What if my precious husband, whom I adore beyond measure, suddenly decides I am damaged, and unattractive without all my important parts, packs his bags, and abandons me without so much as a backward glance.
No, thanks.  I'd rather...anything else.  


The fear and the grief are normal.  I know, because I have searched every weird corner of the internet, looking for women who have felt likewise.  They all seem to have grieved, in one way or another.  And I am an asshole.  I have children.  I have a choice, and I don't have to decide immediately because cancer is eating my body.  I have time.  I have the ability to wait, if need be.  Until my body decides to forcibly expel this organ itself, or until I'm hospitalized for anemia, I can keep my decision on hold.  Some women are not so fortunate.  Some women are stranded, childless and cancerous, saddled to a decision that nature makes for them...hysterectomy or death.  I am fortunate.  Well, relatively speaking.
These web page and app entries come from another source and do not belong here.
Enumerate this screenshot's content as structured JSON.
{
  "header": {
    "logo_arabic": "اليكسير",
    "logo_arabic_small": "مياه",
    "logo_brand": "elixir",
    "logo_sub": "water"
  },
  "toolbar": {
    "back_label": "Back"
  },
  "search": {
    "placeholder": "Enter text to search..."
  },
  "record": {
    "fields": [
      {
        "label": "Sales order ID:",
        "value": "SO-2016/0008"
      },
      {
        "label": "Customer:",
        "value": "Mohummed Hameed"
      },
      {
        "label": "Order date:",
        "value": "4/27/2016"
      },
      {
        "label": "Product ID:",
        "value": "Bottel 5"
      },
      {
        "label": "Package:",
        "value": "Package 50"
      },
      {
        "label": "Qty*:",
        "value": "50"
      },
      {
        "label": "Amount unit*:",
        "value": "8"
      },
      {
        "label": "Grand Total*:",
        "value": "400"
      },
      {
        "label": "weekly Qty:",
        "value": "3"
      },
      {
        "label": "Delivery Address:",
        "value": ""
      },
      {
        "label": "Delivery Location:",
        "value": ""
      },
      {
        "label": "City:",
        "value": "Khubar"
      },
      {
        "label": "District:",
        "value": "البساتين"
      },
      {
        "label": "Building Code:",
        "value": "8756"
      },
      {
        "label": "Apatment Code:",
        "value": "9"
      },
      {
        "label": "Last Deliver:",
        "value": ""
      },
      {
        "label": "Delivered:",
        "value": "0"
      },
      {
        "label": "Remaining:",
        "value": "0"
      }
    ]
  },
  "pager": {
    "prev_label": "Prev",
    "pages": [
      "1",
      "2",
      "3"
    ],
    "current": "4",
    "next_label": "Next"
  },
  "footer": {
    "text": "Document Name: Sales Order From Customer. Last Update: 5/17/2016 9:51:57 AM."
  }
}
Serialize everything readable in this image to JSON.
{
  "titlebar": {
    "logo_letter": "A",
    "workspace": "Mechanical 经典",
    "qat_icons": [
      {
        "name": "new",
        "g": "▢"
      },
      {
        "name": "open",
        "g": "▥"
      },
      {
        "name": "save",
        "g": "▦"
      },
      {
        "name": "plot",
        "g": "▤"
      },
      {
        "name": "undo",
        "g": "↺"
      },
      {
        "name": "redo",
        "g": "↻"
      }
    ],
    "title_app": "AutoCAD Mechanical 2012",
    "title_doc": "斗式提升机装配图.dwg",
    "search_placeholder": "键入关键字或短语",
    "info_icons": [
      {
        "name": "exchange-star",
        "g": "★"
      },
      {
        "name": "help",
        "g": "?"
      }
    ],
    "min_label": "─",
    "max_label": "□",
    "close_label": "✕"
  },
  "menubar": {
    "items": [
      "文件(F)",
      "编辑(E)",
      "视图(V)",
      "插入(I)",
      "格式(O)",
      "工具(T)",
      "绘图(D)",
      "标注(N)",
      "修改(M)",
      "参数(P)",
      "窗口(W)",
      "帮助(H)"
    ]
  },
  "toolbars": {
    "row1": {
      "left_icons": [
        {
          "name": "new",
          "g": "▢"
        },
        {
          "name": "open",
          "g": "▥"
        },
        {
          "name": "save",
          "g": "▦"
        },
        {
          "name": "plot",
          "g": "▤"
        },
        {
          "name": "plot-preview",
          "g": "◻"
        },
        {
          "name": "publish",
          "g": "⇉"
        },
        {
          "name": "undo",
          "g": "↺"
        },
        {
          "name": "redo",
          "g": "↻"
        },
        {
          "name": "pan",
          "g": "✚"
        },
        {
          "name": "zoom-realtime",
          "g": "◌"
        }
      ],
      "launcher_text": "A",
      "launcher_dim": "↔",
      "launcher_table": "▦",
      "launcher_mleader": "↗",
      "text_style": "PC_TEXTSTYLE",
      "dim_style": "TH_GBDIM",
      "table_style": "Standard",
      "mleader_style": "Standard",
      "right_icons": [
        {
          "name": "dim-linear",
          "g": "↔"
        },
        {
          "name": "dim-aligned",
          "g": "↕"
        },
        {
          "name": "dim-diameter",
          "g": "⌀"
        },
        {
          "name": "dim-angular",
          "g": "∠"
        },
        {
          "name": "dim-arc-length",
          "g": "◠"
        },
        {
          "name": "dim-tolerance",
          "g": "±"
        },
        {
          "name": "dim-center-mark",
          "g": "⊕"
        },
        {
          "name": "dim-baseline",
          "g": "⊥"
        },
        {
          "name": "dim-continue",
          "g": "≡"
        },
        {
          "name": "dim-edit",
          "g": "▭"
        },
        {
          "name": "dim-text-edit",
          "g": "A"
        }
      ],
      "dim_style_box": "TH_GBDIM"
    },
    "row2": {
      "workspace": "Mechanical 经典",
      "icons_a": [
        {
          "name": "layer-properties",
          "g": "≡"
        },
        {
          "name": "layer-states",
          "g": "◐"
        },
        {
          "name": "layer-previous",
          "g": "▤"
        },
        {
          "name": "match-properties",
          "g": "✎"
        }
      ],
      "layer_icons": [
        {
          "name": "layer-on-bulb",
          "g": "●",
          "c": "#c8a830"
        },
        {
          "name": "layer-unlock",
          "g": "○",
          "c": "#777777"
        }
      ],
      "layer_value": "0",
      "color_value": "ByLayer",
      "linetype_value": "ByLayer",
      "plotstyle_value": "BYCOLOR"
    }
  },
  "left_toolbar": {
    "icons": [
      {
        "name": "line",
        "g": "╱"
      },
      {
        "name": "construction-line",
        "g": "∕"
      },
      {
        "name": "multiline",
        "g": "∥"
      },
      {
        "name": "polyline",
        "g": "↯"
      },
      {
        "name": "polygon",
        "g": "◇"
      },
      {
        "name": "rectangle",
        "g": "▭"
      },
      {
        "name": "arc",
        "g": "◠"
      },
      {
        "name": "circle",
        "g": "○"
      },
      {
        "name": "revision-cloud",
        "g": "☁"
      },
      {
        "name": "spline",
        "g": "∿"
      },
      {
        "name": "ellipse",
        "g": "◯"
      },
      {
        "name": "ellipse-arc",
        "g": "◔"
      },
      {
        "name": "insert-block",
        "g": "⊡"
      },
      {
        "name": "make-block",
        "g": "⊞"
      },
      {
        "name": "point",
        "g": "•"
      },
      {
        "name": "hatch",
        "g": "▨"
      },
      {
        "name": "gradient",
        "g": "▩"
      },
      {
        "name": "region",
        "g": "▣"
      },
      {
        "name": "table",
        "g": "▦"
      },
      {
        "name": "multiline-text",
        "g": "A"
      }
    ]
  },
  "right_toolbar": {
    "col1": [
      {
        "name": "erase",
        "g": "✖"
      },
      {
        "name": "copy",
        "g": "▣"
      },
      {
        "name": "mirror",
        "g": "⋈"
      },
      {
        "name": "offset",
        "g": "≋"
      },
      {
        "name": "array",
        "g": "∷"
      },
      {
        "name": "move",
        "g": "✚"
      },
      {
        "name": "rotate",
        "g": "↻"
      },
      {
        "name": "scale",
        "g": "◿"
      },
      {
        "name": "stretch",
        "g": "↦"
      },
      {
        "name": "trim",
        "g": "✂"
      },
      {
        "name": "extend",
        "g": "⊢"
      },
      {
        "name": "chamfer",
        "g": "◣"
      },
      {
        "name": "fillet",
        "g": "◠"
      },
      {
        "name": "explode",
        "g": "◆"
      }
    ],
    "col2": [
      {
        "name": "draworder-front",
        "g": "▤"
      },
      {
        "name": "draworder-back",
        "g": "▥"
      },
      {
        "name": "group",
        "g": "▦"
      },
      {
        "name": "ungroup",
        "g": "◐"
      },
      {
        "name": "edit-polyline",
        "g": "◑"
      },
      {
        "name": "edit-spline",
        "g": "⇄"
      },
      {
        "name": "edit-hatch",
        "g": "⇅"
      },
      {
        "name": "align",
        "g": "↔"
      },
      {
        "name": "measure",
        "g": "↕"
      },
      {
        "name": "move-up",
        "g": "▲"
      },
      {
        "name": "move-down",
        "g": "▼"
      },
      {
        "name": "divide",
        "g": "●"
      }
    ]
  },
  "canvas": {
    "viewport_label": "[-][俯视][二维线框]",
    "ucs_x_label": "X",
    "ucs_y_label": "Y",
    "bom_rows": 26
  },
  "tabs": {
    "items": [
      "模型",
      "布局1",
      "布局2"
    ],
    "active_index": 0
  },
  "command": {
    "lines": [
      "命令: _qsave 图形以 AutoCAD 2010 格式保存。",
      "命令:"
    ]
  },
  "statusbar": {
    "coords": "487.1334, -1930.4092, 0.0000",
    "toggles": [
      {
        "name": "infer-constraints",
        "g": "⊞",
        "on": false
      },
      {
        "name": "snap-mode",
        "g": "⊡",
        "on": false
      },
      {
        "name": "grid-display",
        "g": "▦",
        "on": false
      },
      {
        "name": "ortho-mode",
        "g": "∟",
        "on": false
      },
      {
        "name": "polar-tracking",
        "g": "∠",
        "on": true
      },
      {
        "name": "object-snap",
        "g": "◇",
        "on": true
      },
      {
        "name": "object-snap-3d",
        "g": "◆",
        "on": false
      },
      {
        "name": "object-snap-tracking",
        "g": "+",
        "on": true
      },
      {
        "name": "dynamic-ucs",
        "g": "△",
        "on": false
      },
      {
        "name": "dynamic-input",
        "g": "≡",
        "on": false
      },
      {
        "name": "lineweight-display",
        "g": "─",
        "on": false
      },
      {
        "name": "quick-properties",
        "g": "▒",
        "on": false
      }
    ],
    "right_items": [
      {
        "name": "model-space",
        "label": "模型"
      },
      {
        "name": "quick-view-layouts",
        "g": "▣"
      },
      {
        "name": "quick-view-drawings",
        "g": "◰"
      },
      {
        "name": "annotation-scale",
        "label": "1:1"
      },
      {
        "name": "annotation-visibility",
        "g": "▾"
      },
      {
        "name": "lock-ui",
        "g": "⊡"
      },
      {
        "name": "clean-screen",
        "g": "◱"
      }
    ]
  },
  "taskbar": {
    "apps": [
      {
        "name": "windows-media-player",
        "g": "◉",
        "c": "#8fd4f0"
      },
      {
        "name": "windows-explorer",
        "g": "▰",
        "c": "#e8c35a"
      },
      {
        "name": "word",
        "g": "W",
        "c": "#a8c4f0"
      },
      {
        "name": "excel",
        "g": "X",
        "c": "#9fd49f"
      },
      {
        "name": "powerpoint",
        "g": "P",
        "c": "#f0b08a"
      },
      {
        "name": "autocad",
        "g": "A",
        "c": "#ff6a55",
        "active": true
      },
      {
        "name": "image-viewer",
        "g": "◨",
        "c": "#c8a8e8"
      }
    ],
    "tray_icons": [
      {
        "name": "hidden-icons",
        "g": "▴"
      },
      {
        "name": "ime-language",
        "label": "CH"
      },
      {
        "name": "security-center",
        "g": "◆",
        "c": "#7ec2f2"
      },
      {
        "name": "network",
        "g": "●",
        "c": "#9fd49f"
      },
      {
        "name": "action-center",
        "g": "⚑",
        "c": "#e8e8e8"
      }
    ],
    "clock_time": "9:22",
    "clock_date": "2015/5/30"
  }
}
But there is fear, and there is grief.  If it makes me an asshole, then I'm an asshole.  I am afraid.  I am sad.

I like my uterus.  I like being a woman.  I even like having a period.  Ok, so if you ask me that while I am in the throes of brutal cramping and bloody vaginal gore, I will probably give you a different response.  But for now, in the twilight of my time with my uterus, I like having a period.  Losing it makes me sad.  Losing it in such a brutal, disrespectful manner makes me sad.

And now, this, because it made me lol...

My uterus.  She is a comedian.  


  1. I've known a couple of women who have had this done. They were both terrified. And neither had had children. So there were some big decisions to be made.

    But after all was said and done, both of these women are greatly relieved to have had it done, and have no complaints. One woman said the relief from years of pain was amazing. She didn't realize how much she had been suffering, until the suffering was over.

    Good luck to you. I wish you courage and strength...whatever your decision may be.

    1. Thank you so much. These are exactly the kinds of things that I need to hear right now. Thanks for commenting!